# What you are asked to do:
Scan the entries for lines with the word "业务收支" and copy those lines.

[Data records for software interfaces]
■ ■ ■ ■ ■
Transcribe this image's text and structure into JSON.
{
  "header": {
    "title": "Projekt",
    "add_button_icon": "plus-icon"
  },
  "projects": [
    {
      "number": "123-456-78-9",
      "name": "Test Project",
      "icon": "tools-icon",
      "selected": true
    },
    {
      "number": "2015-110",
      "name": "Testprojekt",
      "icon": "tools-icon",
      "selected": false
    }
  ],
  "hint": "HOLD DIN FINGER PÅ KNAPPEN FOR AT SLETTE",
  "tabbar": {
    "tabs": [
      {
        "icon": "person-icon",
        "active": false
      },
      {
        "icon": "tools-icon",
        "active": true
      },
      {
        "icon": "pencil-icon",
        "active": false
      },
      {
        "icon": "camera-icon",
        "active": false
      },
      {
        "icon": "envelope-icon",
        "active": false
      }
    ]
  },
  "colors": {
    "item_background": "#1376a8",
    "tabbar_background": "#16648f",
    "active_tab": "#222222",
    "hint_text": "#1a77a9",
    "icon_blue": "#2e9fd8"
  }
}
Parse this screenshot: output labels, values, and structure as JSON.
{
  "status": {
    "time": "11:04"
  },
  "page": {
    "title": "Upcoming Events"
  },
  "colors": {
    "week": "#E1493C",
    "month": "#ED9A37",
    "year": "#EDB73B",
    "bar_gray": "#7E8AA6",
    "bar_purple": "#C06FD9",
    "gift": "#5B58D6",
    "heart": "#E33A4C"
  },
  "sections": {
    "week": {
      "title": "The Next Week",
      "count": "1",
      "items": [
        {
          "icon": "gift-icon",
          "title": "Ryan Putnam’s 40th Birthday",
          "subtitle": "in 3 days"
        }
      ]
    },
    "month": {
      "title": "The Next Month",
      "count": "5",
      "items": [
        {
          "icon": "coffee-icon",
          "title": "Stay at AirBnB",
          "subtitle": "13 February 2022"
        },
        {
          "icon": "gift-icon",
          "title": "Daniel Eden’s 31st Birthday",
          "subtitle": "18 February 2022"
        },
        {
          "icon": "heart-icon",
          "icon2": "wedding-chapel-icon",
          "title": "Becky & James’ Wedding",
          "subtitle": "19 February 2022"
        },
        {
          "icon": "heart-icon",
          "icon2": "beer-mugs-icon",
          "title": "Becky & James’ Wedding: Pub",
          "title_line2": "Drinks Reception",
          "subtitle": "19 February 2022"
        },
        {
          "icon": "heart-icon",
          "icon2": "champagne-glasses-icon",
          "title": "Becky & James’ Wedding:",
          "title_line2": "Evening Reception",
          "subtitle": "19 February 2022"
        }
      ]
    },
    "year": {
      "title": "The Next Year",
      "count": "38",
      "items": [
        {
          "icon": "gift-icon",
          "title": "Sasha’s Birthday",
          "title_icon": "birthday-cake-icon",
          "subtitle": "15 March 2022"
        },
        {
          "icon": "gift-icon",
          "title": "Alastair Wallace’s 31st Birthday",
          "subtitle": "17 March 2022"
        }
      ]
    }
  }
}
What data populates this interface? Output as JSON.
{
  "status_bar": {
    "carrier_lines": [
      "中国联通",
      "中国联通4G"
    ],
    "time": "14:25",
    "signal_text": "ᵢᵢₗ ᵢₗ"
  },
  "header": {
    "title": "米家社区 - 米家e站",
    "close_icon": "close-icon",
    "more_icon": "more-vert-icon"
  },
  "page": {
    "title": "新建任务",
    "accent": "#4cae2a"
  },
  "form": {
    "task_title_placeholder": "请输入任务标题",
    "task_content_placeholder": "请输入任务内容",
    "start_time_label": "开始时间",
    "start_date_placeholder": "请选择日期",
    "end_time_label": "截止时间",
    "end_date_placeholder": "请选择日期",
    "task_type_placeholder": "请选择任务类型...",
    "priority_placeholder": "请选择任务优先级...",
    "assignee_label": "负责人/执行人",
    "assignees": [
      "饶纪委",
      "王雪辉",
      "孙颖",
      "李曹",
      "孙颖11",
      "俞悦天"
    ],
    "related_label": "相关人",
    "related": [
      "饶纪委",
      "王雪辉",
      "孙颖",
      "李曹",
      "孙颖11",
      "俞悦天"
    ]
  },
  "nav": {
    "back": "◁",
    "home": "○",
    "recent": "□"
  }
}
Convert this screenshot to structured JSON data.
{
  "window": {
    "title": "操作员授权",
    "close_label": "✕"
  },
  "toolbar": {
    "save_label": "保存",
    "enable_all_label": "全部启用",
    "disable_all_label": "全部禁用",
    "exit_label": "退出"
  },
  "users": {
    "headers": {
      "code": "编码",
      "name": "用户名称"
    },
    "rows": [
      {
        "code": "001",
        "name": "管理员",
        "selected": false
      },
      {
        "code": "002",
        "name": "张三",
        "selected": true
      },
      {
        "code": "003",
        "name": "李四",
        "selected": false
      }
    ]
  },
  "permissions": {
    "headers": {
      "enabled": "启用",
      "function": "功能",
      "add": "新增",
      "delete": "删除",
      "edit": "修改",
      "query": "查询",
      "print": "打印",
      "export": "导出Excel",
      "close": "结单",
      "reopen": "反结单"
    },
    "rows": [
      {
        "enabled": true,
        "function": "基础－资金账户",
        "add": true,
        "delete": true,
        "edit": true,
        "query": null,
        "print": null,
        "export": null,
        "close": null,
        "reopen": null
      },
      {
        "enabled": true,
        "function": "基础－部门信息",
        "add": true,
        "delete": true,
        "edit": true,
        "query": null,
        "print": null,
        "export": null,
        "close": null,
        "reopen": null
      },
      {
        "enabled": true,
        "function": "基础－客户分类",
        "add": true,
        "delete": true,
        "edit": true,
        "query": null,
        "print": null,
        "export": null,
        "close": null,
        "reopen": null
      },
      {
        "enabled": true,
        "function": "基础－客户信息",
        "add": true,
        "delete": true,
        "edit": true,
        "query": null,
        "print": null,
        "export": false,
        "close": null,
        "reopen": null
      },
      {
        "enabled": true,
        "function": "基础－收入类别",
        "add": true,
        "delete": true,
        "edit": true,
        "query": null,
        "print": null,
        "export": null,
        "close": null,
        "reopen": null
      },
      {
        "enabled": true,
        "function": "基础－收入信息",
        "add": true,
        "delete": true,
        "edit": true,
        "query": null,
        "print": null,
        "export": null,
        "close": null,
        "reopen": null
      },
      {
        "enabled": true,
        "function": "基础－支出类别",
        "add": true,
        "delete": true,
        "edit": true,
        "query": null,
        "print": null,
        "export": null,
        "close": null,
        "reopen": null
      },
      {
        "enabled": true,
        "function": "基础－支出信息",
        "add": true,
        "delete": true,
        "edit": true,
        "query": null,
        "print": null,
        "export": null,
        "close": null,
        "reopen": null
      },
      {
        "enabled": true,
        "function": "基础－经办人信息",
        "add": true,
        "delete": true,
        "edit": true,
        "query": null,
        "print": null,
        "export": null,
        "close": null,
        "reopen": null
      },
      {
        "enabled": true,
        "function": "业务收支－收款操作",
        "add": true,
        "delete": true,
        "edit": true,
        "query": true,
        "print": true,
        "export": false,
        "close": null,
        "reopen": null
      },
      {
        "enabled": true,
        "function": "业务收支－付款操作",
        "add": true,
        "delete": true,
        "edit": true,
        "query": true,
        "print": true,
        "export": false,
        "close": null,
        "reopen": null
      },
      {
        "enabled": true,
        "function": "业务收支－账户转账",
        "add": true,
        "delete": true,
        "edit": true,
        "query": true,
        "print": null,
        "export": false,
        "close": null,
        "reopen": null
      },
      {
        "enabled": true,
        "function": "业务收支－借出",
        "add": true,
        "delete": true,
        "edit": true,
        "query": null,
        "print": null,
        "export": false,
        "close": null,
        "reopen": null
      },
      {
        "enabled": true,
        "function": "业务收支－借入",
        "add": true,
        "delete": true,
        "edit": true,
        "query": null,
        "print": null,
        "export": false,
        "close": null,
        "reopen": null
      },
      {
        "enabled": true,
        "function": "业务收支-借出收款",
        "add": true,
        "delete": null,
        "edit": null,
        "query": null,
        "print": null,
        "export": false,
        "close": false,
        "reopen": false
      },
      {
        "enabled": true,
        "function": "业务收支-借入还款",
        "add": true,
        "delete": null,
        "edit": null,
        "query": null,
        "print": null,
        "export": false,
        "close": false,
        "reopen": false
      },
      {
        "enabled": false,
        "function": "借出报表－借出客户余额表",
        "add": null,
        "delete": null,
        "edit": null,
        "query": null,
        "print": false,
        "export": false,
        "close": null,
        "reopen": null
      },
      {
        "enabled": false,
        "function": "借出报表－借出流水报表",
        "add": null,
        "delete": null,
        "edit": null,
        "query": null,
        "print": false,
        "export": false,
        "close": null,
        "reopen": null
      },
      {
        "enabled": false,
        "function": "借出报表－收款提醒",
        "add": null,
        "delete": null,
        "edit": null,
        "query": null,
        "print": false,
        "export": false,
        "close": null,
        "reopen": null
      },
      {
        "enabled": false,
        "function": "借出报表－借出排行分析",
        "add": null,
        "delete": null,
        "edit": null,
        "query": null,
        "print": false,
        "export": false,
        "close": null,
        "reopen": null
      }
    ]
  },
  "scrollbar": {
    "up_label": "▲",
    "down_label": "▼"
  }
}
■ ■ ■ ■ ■
# Result of this exercise:
        "function": "业务收支－收款操作",
        "function": "业务收支－付款操作",
        "function": "业务收支－账户转账",
        "function": "业务收支－借出",
        "function": "业务收支－借入",
        "function": "业务收支-借出收款",
        "function": "业务收支-借入还款",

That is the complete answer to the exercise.